The thing is, you just keep going up and up and up. The little bus winds ever upward on roads definitively too small for its wheelbase, packed with people on the inside and laden with luggage and more people on the roof, not to mention the kid who sometimes hangs out the door watching the wheels intently and yelling directions to the driver, or sometimes jumps out and walks in front and motions with his arms, crouching down to make sure he can see each stone about to give way under the precariously situated tires. Somehow you get to your destination in one piece, and then you start walking. Up, up, up . . . . You walk and you breathe and you gaze and you walk, for a day, two days, three days, or more. The sunlight pierces and the wind chills and as a coating of ice crunches under your feet, you see things you’ve never dreamt you would. You meet with the most random people—a sociable soldier on break from his outpost; a silent, steady-footed porter; an ancient long-haired man sitting out in literally the middle of nowhere with great purpose, nobody to talk to, and a handful of religious trinkets as weathered as his steady hands. You stop along the way to watch a rainbow of prayer flags dancing in the wind or to share a celebratory drink with strangers or to enjoy a meal miraculously whipped up on somebody’s kitchen floor with one dish, a handful of ingredients, and a pile of dung set on fire. And then you keep walking. Up, up, up . . . . And when you get to the top of your climb, you look back on how far you’ve come and marvel. Then you look up ahead and realize, by all accounts, that you are at the bottom of a gigantic valley. Mountains upon mountains!

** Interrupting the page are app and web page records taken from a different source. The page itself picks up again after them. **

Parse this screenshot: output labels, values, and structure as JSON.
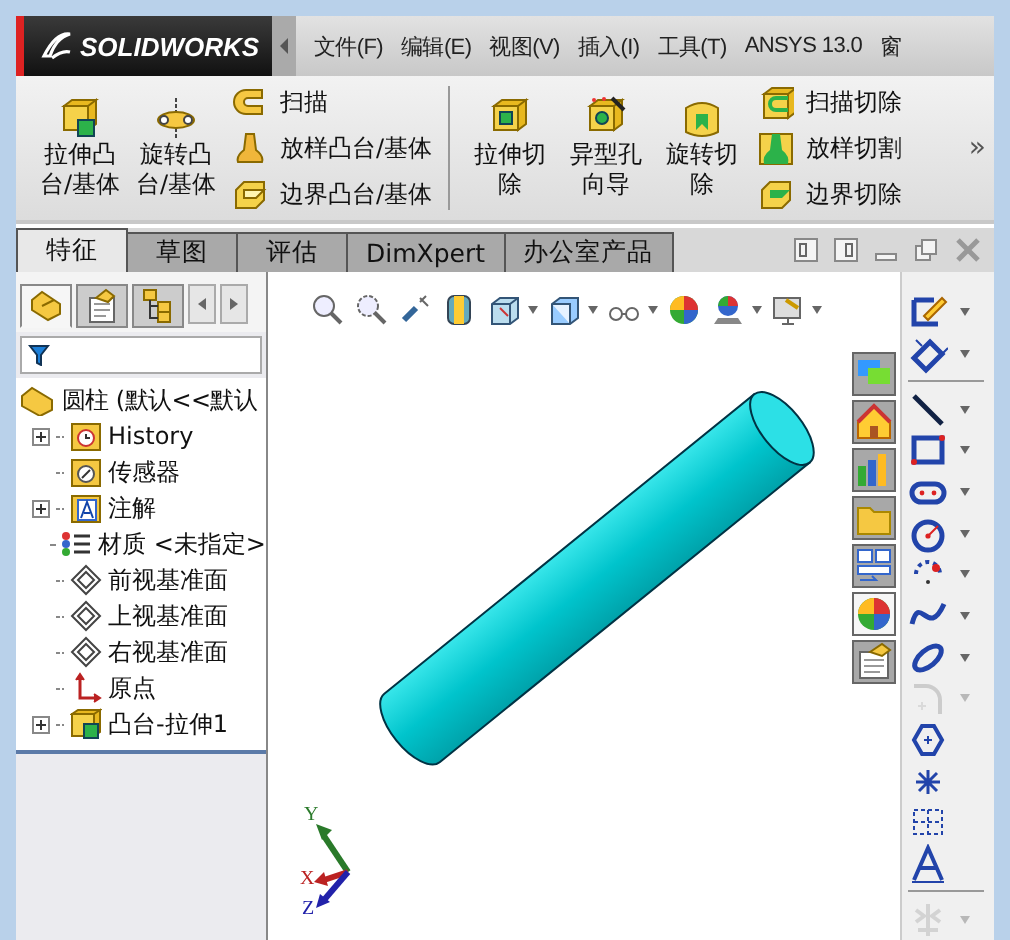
{
  "menu_bar": {
    "logo": "SOLIDWORKS",
    "items": [
      "文件(F)",
      "编辑(E)",
      "视图(V)",
      "插入(I)",
      "工具(T)",
      "ANSYS 13.0",
      "窗"
    ]
  },
  "ribbon": {
    "groups": [
      {
        "kind": "large",
        "buttons": [
          {
            "label": "拉伸凸台/基体",
            "kind": "extrude"
          },
          {
            "label": "旋转凸台/基体",
            "kind": "revolve"
          }
        ]
      },
      {
        "kind": "stack",
        "buttons": [
          {
            "label": "扫描",
            "kind": "sweep"
          },
          {
            "label": "放样凸台/基体",
            "kind": "loft"
          },
          {
            "label": "边界凸台/基体",
            "kind": "boundary"
          }
        ]
      },
      {
        "kind": "separator"
      },
      {
        "kind": "large",
        "buttons": [
          {
            "label": "拉伸切除",
            "kind": "extrude-cut"
          },
          {
            "label": "异型孔向导",
            "kind": "hole"
          },
          {
            "label": "旋转切除",
            "kind": "revolve-cut"
          }
        ]
      },
      {
        "kind": "stack",
        "buttons": [
          {
            "label": "扫描切除",
            "kind": "sweep-cut"
          },
          {
            "label": "放样切割",
            "kind": "loft-cut"
          },
          {
            "label": "边界切除",
            "kind": "boundary-cut"
          }
        ]
      }
    ],
    "more": "»"
  },
  "feature_tabs": [
    {
      "label": "特征",
      "selected": true
    },
    {
      "label": "草图",
      "selected": false
    },
    {
      "label": "评估",
      "selected": false
    },
    {
      "label": "DimXpert",
      "selected": false
    },
    {
      "label": "办公室产品",
      "selected": false
    }
  ],
  "panel_tabs": [
    {
      "kind": "feature-manager",
      "selected": true
    },
    {
      "kind": "property-manager",
      "selected": false
    },
    {
      "kind": "configuration-manager",
      "selected": false
    }
  ],
  "feature_tree": {
    "label": "圆柱 (默认<<默认",
    "children": [
      {
        "label": "History",
        "kind": "history",
        "expandable": true
      },
      {
        "label": "传感器",
        "kind": "sensor",
        "expandable": false
      },
      {
        "label": "注解",
        "kind": "annotation",
        "expandable": true
      },
      {
        "label": "材质 <未指定>",
        "kind": "material",
        "expandable": false
      },
      {
        "label": "前视基准面",
        "kind": "plane",
        "expandable": false
      },
      {
        "label": "上视基准面",
        "kind": "plane",
        "expandable": false
      },
      {
        "label": "右视基准面",
        "kind": "plane",
        "expandable": false
      },
      {
        "label": "原点",
        "kind": "origin",
        "expandable": false
      },
      {
        "label": "凸台-拉伸1",
        "kind": "feature",
        "expandable": true
      }
    ]
  },
  "view_tools": [
    {
      "kind": "zoom-fit",
      "dropdown": false
    },
    {
      "kind": "zoom-area",
      "dropdown": false
    },
    {
      "kind": "previous",
      "dropdown": false
    },
    {
      "kind": "section",
      "dropdown": false
    },
    {
      "kind": "orientation",
      "dropdown": true
    },
    {
      "kind": "display-style",
      "dropdown": true
    },
    {
      "kind": "hide-show",
      "dropdown": true
    },
    {
      "kind": "appearance",
      "dropdown": false
    },
    {
      "kind": "scene",
      "dropdown": true
    },
    {
      "kind": "settings",
      "dropdown": true
    }
  ],
  "task_pane": [
    {
      "kind": "resources",
      "selected": false
    },
    {
      "kind": "home",
      "selected": false
    },
    {
      "kind": "library",
      "selected": false
    },
    {
      "kind": "folder",
      "selected": false
    },
    {
      "kind": "view-palette",
      "selected": false
    },
    {
      "kind": "appearances",
      "selected": true
    },
    {
      "kind": "properties",
      "selected": false
    }
  ],
  "triad": {
    "x": "X",
    "y": "Y",
    "z": "Z"
  },
  "sketch_tools": [
    {
      "kind": "sketch",
      "disabled": false,
      "dropdown": true
    },
    {
      "kind": "dimension",
      "disabled": false,
      "dropdown": true
    },
    {
      "kind": "divider"
    },
    {
      "kind": "line",
      "disabled": false,
      "dropdown": true
    },
    {
      "kind": "rectangle",
      "disabled": false,
      "dropdown": true
    },
    {
      "kind": "slot",
      "disabled": false,
      "dropdown": true
    },
    {
      "kind": "circle",
      "disabled": false,
      "dropdown": true
    },
    {
      "kind": "arc",
      "disabled": false,
      "dropdown": true
    },
    {
      "kind": "spline",
      "disabled": false,
      "dropdown": true
    },
    {
      "kind": "ellipse",
      "disabled": false,
      "dropdown": true
    },
    {
      "kind": "fillet",
      "disabled": true,
      "dropdown": true
    },
    {
      "kind": "polygon",
      "disabled": false,
      "dropdown": false
    },
    {
      "kind": "point",
      "disabled": false,
      "dropdown": false
    },
    {
      "kind": "grid",
      "disabled": false,
      "dropdown": false
    },
    {
      "kind": "text",
      "disabled": false,
      "dropdown": false
    },
    {
      "kind": "divider"
    },
    {
      "kind": "mirror",
      "disabled": true,
      "dropdown": true
    }
  ]
}
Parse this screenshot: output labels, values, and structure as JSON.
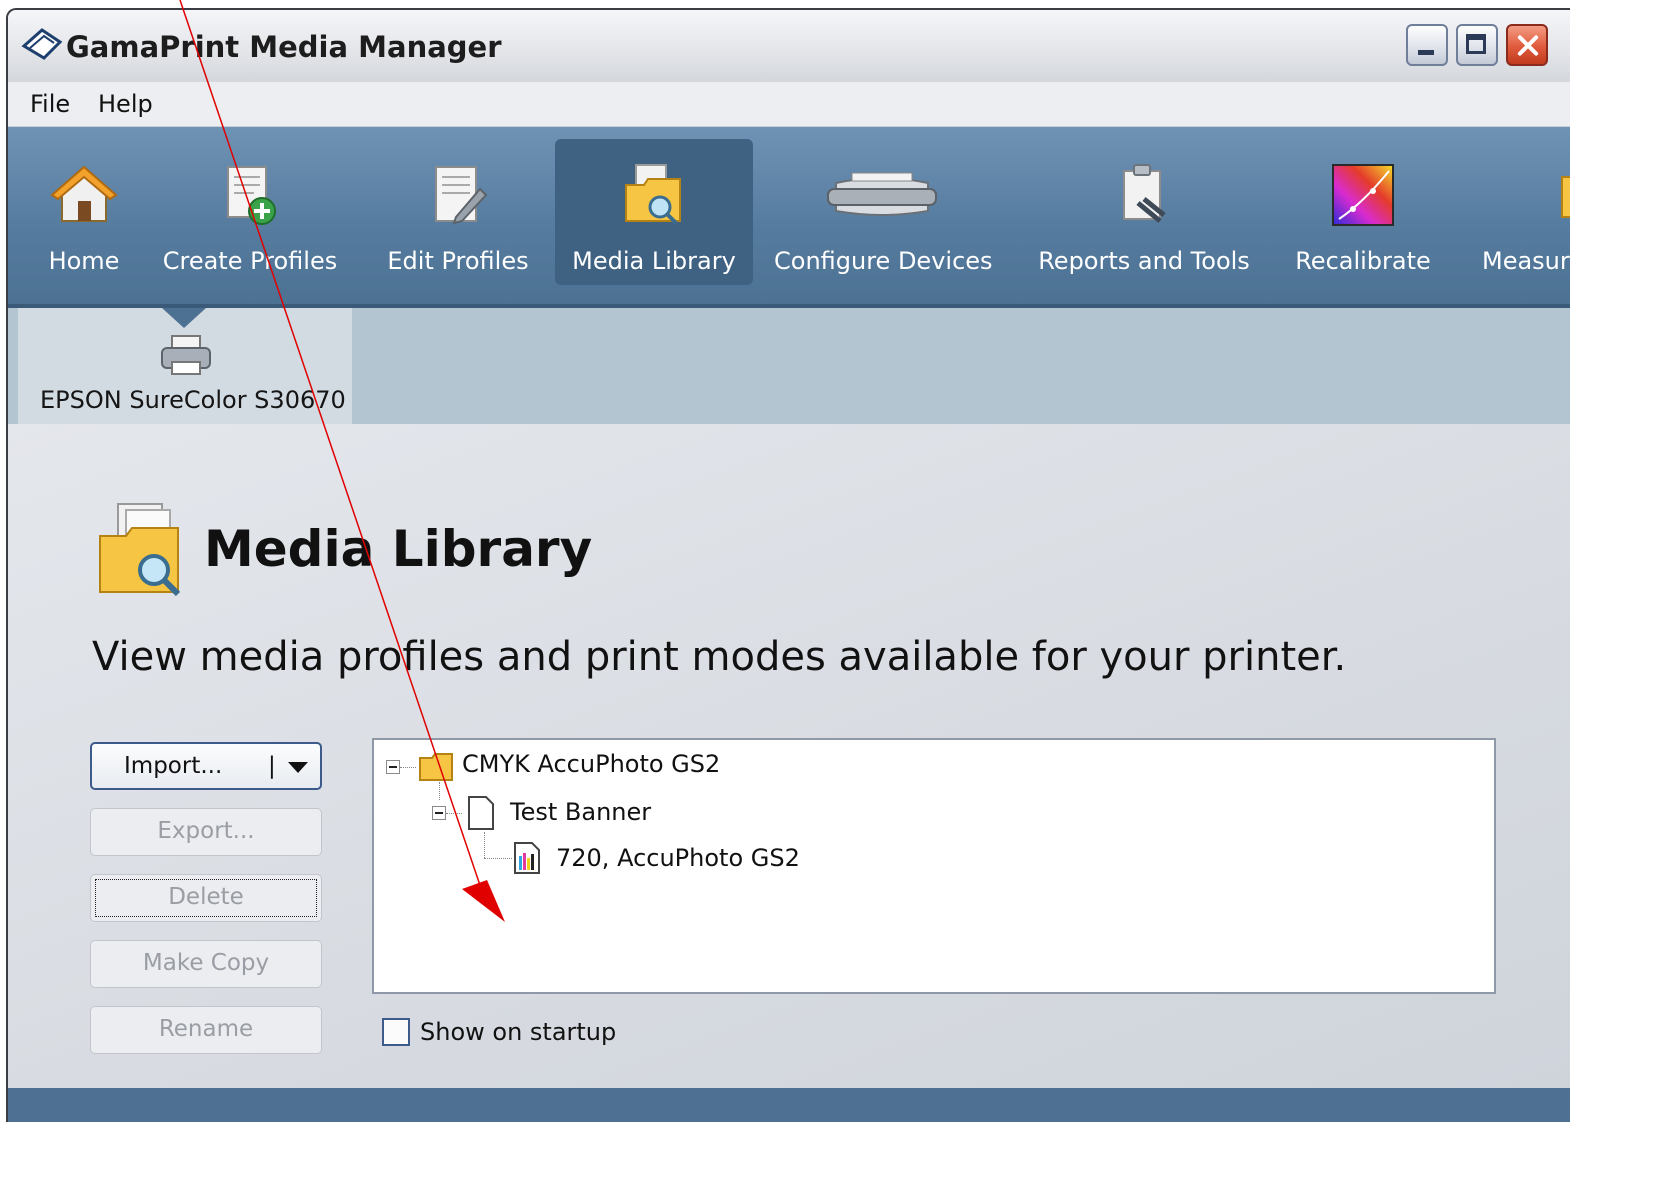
{
  "window": {
    "title": "GamaPrint Media Manager",
    "controls": [
      "minimize",
      "maximize",
      "close"
    ]
  },
  "menu": [
    "File",
    "Help"
  ],
  "toolbar": {
    "items": [
      {
        "label": "Home",
        "icon": "home-icon"
      },
      {
        "label": "Create Profiles",
        "icon": "create-profile-icon"
      },
      {
        "label": "Edit Profiles",
        "icon": "edit-profile-icon"
      },
      {
        "label": "Media Library",
        "icon": "media-library-icon",
        "active": true
      },
      {
        "label": "Configure Devices",
        "icon": "printer-icon"
      },
      {
        "label": "Reports and Tools",
        "icon": "reports-tools-icon"
      },
      {
        "label": "Recalibrate",
        "icon": "recalibrate-icon"
      },
      {
        "label": "Measure",
        "icon": "measure-icon"
      }
    ]
  },
  "device": {
    "label": "EPSON SureColor S30670",
    "icon": "printer-icon"
  },
  "page": {
    "title": "Media Library",
    "subtitle": "View media profiles and print modes available for your printer."
  },
  "buttons": {
    "import": "Import...",
    "import_sep": "|",
    "export": "Export...",
    "delete": "Delete",
    "copy": "Make Copy",
    "rename": "Rename"
  },
  "tree": {
    "root": "CMYK AccuPhoto GS2",
    "child": "Test Banner",
    "leaf": "720, AccuPhoto GS2"
  },
  "startup": {
    "label": "Show on startup",
    "checked": false
  },
  "colors": {
    "toolbar": "#567c9f",
    "active_tool": "#3f6283",
    "device_strip": "#b4c5d2",
    "annotation_arrow": "#e00000"
  }
}
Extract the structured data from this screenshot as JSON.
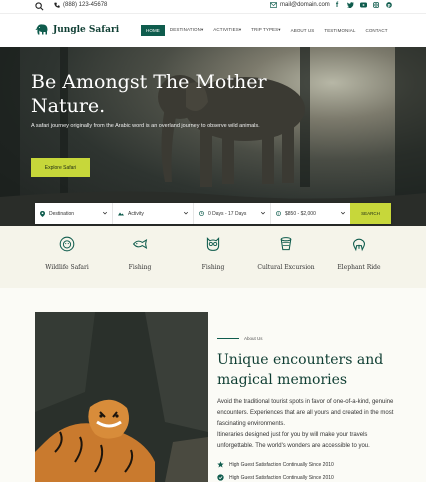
{
  "topbar": {
    "phone": "(888) 123-45678",
    "email": "mail@domain.com",
    "social": [
      "f",
      "t",
      "yt",
      "ig",
      "p"
    ]
  },
  "header": {
    "brand": "Jungle Safari",
    "nav": [
      "HOME",
      "DESTINATION",
      "ACTIVITIES",
      "TRIP TYPES",
      "ABOUT US",
      "TESTIMONIAL",
      "CONTACT"
    ],
    "nav_dropdown": [
      "DESTINATION",
      "ACTIVITIES",
      "TRIP TYPES"
    ]
  },
  "hero": {
    "title": "Be Amongst The Mother Nature.",
    "description": "A safari journey originally from the Arabic word is an overland journey to observe wild animals.",
    "cta": "Explore Safari"
  },
  "search": {
    "destination": "Destination",
    "activity": "Activity",
    "duration": "0 Days - 17 Days",
    "price": "$850 - $2,000",
    "button": "SEARCH"
  },
  "activities": [
    {
      "label": "Wildlife Safari",
      "icon": "lion-icon"
    },
    {
      "label": "Fishing",
      "icon": "fish-icon"
    },
    {
      "label": "Fishing",
      "icon": "owl-icon"
    },
    {
      "label": "Cultural Excursion",
      "icon": "drum-icon"
    },
    {
      "label": "Elephant Ride",
      "icon": "elephant-icon"
    }
  ],
  "about": {
    "kicker": "About Us",
    "title": "Unique encounters and magical memories",
    "para1": "Avoid the traditional tourist spots in favor of one-of-a-kind, genuine encounters. Experiences that are all yours and created in the most fascinating environments.",
    "para2": "Itineraries designed just for you by will make your travels unforgettable. The world's wonders are accessible to you.",
    "features": [
      "High Guest Satisfaction Continually Since 2010",
      "High Guest Satisfaction Continually Since 2010"
    ]
  },
  "colors": {
    "brand": "#0f5c4d",
    "accent": "#c7d73a",
    "strip": "#f5f4ea"
  }
}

Langtang NP, Nepal
It may or may not be a coincidence that it is found in my home state. It is definitely not a coincidence that I didn’t discover it until well into my adult life, when I most needed to feel like there was a place on this planet I could call home. Sure I don’t have a house or a town or a heap of annual family traditions to “go back” to; sure I’ve dodged every Facebook page and every high school reunion. It just seems like home should be so much more than that. The sweetness in the air, the familiar touch of the sun, the melody of an afternoon breeze lapping the water just like it always does in my favorite memories; the time with friends and loved ones, the time alone just to pray . . . and breathe.
Thousand Island Lake, Sierra Nevada, CA
this is a crossroads
not quite the end
of a journey much less
without than within
this is a day to decide
whether you will fall
whether the miles have
made you stronger
or the air has
worn too thin
to put down your pack
follow the track
then pick it up
and begin again
Trail Crest, John Muir Trail, CA